Contributed by Evanne Schmarder, Roadabode Productions
GVWR, NCC, UVW, GAWR…UGH!! Acronyms like these can make your head spin. One of the secrets to a pleasurable RV experience lies in knowing what each of these mean and applying them to your specific situation. It’s widely known that an overloaded or underpowered rig can be a challenge to drive but the other side of the equation is safety. Let’s explore the common vehicle weight rating acronyms you are likely to encounter when RVing.
GVWR – Gross Vehicle Weight Rating
GVWR is the maximum allowable weight of a vehicle – be it a truck, car, trailer or motorhome – regardless of storage space. The max weight reference refers to a fully loaded vehicle and includes fuel, people, cargo, etc. The GVWR may never be exceeded!
UVW – Unloaded Vehicle Weight
This is the weight of the vehicle as it comes off the manufacturing line PLUS a full fuel tank (full generator tank also), oil, coolants. The UCC does not include the weight of any dealer or after market installed upgrades such as a sleeper sofa instead of a J Steel, TV or satellite dishes, awnings, etc.
NCC – Net Carrying Capacity

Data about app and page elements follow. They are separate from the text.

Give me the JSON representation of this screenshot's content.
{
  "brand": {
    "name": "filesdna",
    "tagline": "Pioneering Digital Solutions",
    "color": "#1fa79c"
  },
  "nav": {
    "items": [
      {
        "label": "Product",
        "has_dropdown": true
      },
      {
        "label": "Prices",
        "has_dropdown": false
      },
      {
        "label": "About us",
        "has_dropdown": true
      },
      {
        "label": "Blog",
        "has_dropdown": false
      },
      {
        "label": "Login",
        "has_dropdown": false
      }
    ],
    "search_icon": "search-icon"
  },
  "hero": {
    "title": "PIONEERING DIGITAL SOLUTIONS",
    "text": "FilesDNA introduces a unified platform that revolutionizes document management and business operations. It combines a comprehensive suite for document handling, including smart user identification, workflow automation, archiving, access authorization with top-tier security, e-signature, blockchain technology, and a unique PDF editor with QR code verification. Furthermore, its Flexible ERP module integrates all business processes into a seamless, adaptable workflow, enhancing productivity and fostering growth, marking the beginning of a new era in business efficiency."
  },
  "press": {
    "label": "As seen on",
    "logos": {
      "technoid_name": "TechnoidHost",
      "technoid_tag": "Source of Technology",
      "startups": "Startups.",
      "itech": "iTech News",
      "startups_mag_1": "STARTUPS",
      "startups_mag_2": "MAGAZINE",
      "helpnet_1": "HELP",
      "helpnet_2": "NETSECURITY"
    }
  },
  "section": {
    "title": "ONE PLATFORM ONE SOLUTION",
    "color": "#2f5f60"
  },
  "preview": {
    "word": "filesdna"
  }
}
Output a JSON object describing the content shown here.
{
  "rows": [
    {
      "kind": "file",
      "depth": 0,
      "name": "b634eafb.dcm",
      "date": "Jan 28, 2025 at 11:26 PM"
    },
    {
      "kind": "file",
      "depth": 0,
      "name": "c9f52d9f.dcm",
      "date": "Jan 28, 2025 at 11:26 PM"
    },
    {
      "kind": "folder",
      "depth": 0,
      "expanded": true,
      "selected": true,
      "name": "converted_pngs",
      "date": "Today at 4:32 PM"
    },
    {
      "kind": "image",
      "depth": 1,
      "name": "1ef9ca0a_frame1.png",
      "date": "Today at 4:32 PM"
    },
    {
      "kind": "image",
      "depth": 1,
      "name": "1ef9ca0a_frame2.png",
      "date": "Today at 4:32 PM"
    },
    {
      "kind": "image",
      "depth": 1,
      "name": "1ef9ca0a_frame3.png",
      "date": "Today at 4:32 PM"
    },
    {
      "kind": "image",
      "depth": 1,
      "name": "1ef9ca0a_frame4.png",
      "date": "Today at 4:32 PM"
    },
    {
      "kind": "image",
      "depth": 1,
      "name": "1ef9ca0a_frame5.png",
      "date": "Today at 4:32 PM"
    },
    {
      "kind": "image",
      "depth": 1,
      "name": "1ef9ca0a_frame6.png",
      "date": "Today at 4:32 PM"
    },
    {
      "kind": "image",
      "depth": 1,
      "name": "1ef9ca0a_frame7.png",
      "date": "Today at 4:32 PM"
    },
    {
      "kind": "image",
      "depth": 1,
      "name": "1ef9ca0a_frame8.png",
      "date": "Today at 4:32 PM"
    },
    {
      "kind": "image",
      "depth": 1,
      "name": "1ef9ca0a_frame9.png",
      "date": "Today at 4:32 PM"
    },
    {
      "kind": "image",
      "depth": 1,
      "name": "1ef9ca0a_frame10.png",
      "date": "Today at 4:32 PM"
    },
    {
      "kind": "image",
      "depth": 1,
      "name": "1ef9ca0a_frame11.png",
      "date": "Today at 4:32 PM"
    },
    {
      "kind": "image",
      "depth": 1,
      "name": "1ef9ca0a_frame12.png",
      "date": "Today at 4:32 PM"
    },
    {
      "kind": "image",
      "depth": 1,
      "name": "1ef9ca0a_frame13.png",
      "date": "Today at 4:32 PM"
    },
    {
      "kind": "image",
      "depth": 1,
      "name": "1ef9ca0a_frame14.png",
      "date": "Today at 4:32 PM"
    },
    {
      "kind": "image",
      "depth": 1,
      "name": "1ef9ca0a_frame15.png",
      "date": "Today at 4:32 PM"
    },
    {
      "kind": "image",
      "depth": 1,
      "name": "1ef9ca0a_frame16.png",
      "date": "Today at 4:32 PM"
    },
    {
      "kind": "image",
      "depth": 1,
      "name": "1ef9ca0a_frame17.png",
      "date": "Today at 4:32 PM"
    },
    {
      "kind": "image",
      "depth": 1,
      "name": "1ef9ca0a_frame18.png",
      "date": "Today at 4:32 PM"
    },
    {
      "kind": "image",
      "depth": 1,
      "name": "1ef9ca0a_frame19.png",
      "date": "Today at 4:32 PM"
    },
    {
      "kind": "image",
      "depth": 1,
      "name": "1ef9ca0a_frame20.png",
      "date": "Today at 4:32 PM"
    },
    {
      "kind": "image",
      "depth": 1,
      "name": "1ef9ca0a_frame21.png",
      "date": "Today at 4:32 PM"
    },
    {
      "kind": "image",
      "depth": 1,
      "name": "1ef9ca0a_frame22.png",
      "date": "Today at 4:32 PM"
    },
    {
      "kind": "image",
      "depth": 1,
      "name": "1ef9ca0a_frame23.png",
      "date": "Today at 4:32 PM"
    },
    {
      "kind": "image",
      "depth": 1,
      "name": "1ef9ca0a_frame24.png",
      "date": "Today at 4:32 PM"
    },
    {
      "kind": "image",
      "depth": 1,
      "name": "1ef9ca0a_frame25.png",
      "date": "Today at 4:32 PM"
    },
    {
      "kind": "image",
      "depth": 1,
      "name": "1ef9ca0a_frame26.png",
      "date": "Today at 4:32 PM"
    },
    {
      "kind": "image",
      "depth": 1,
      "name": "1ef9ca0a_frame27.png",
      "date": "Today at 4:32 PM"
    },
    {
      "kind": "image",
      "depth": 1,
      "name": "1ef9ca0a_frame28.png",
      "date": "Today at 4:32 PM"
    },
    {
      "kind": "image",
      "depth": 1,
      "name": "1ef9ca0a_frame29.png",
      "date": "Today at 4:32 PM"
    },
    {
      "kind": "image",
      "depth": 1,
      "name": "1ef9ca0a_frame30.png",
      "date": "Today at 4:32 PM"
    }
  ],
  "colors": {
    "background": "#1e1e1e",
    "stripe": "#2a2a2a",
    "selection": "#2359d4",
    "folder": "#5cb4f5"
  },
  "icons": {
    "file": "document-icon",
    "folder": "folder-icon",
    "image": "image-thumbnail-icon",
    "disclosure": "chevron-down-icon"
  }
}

The NCC refers to the amount of weight you can load into the vehicle. This might include freshwater, propane, food, belongings, etc. This is also where you’ll add those dealer or after market items listed in UVW.
GCWR – Gross Combined Weight Rating
The combined weight of your fully loaded RV and your towed vehicle or your tow vehicle and fully loaded trailer is the GCWR. The GCWR may never be exceeded!
GAWR – Gross Axle Weight Rating
Each axle is rated to carry a maximum amount of weight thus the GAWR. You may not exceed this number on the front axle and make up for it on the rear axle – it is the weight per axle. The GAWR may never be exceeded!
Tow Rating – Used in reference to a tow vehicle – the tow rating is the maximum weight
that the vehicle will safely tow. The tow rating may never be exceeded!
Now that you are familiar with these terms where can you find out your vehicles specs? Cars and trucks have a sticker with these ratings on the inside of the driver door. Towables have a sticker on the front left side exterior wall as well as a spec sheet inside a cupboard door. Motorhomes will have this information on the driver door edge or pillar.
Armed with this knowledge, it’s a great idea to weigh your RV regularly – once a year or so should do it. Truck stops typically have scales and charge reasonable fees of less than $20. Prior to being weighed fill your fuel tank, make sure your holding tanks and LP tanks are as you usually travel with them and your passengers are seated in the vehicle. This should give you a true to life picture of your RV’s weight. Remember, never exceed your weight ratings – travel smart – travel safe.